Monday, April 13, 2015
Linde Institute/Social and Information Sciences Laboratory (SISL) Seminar
Designing Dynamic Contests
Mohamed Mostagir, Stephen M. Ross School of Business, University of Michigan
Innovation contests have emerged as a viable alternative to the standard research and development process. They are particularly suited for settings that feature a high degree of uncertainty regarding the actual feasibility of the end goal. Participants race towards completing an innovation project and learn about the underlying environment from their own efforts as well as from their competitors' gradual progress. Learning about the status of competition can alleviate some of the uncertainty inherent in the contest, but it can also adversely affect effort provision from the laggards as they become discouraged about their likelihood of winning. Thus, the contest's information disclosure policy is critical for its success. This paper explores the problem of designing the award structure of a contest as well as its information disclosure policy in a dynamic framework, and provides a number of guidelines with the objective of maximizing the designer's expected payoff. In particular, we show that intermediate awards, apart from directly affecting the participants' incentives to exert costly effort, may also be used as a way for the designer to appropriately disseminate information about the status of competition.
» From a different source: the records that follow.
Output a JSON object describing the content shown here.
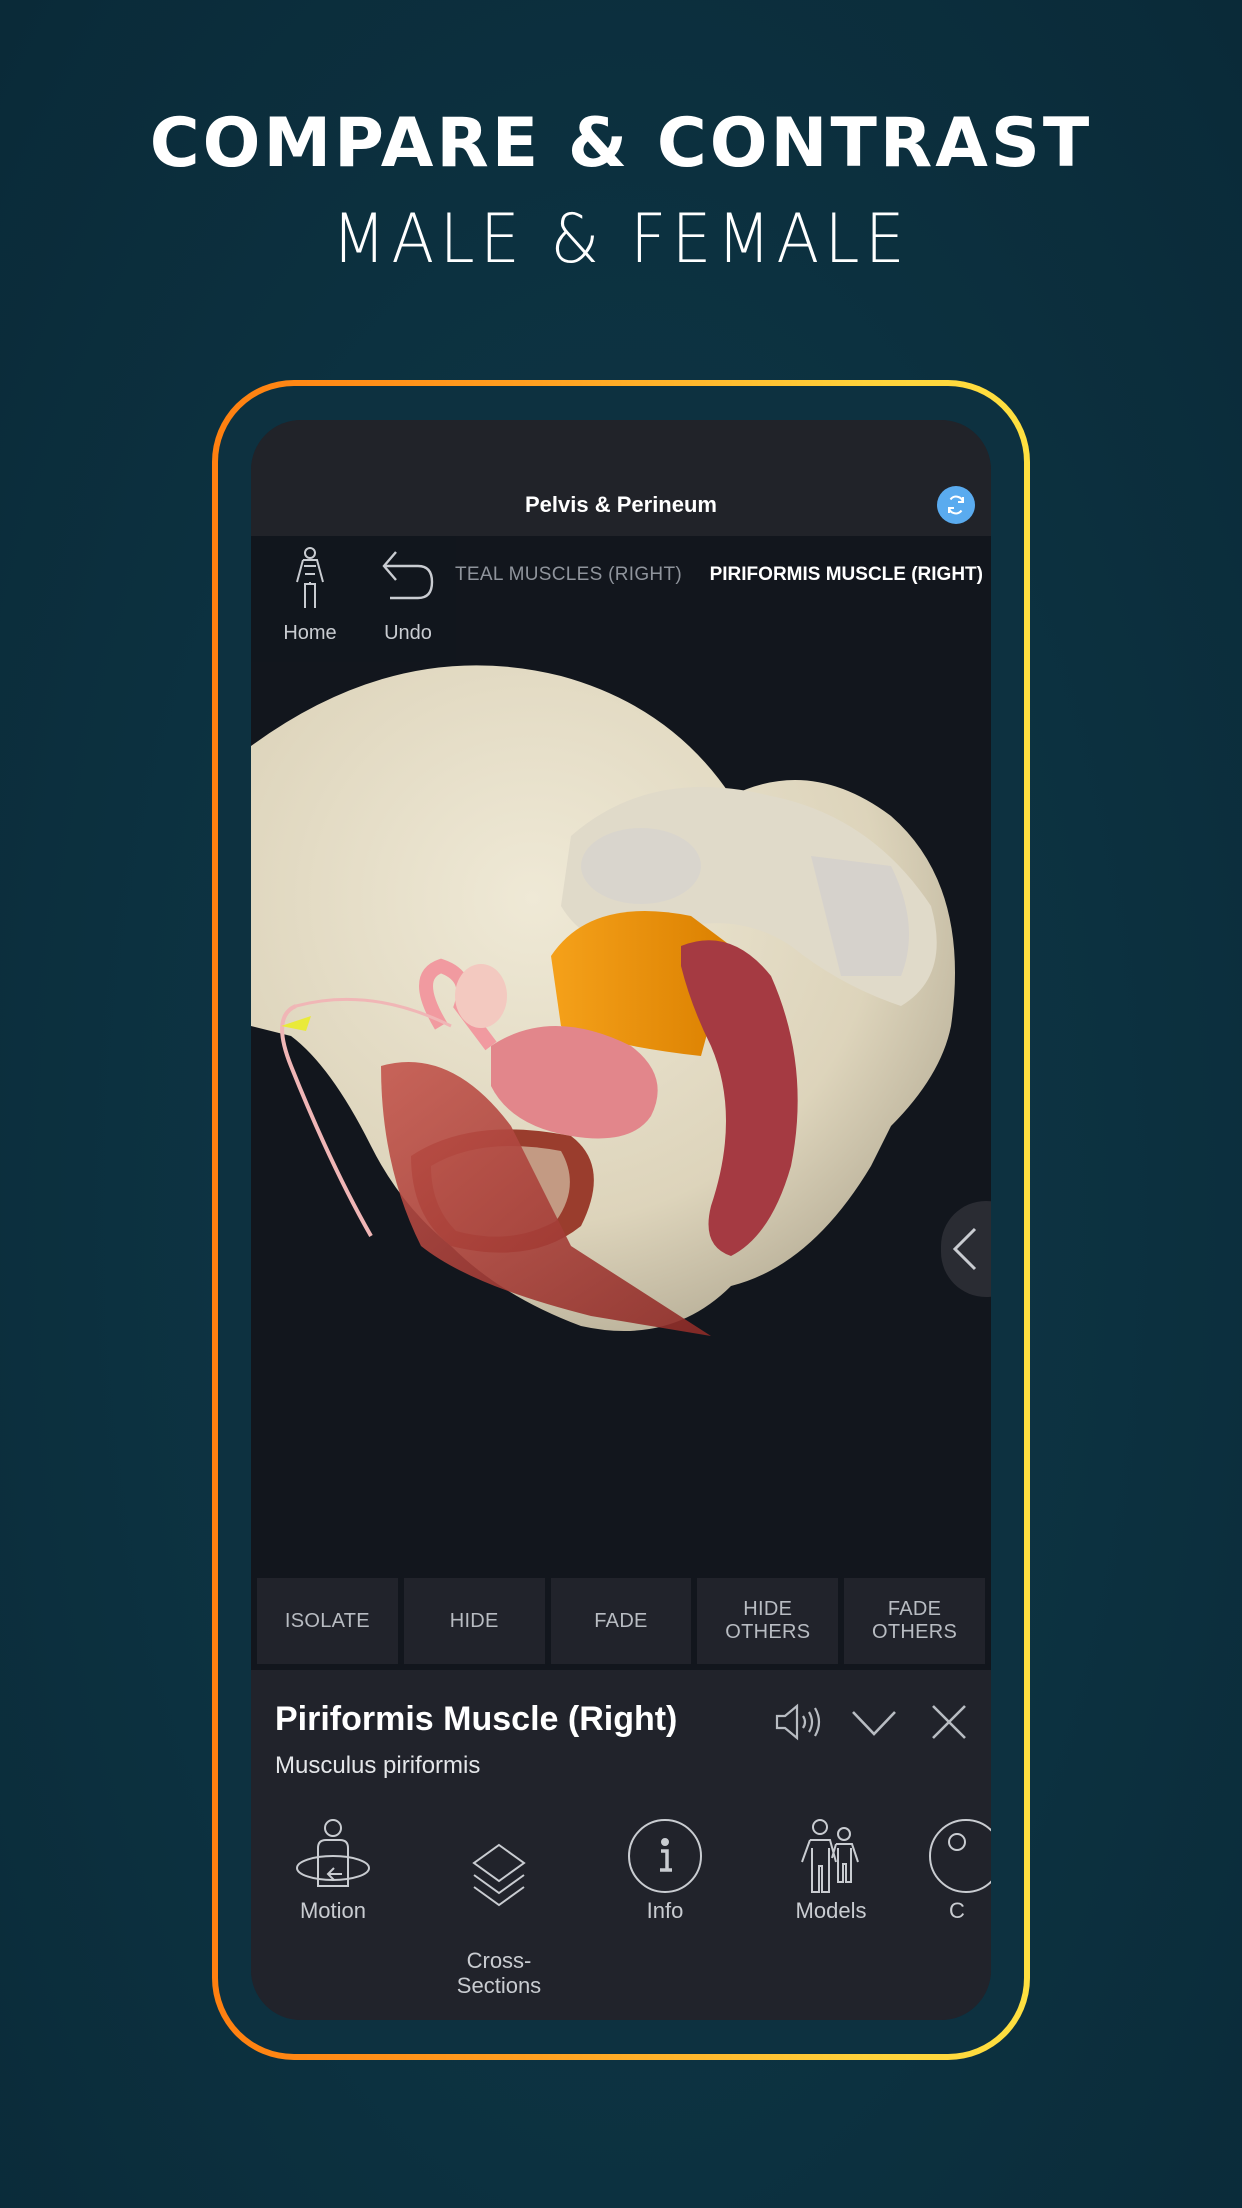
{
  "promo": {
    "headline": "COMPARE & CONTRAST",
    "subhead": "MALE & FEMALE"
  },
  "colors": {
    "background": "#0d3342",
    "frame_gradient_start": "#ff7f10",
    "frame_gradient_end": "#ffe040",
    "sync_button": "#5aabef",
    "panel": "#21232b"
  },
  "app": {
    "title": "Pelvis & Perineum",
    "sync_icon": "sync-icon",
    "tools": [
      {
        "label": "Home",
        "icon": "human-figure-icon"
      },
      {
        "label": "Undo",
        "icon": "undo-arrow-icon"
      }
    ],
    "breadcrumb": {
      "previous": "TEAL MUSCLES (RIGHT)",
      "current": "PIRIFORMIS MUSCLE (RIGHT)"
    },
    "side_toggle_icon": "chevron-left-icon",
    "actions": [
      {
        "label": "ISOLATE"
      },
      {
        "label": "HIDE"
      },
      {
        "label": "FADE"
      },
      {
        "label": "HIDE\nOTHERS"
      },
      {
        "label": "FADE\nOTHERS"
      }
    ],
    "structure": {
      "name": "Piriformis Muscle (Right)",
      "latin": "Musculus piriformis",
      "icons": [
        "speaker-icon",
        "chevron-down-icon",
        "close-icon"
      ]
    },
    "bottom_nav": [
      {
        "label": "Motion",
        "icon": "motion-icon"
      },
      {
        "label": "Cross-\nSections",
        "icon": "layers-icon"
      },
      {
        "label": "Info",
        "icon": "info-icon"
      },
      {
        "label": "Models",
        "icon": "models-icon"
      },
      {
        "label": "C",
        "icon": "circle-icon"
      }
    ]
  }
}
Interestingly, our proposed design matches many features observed in real-world innovation contests.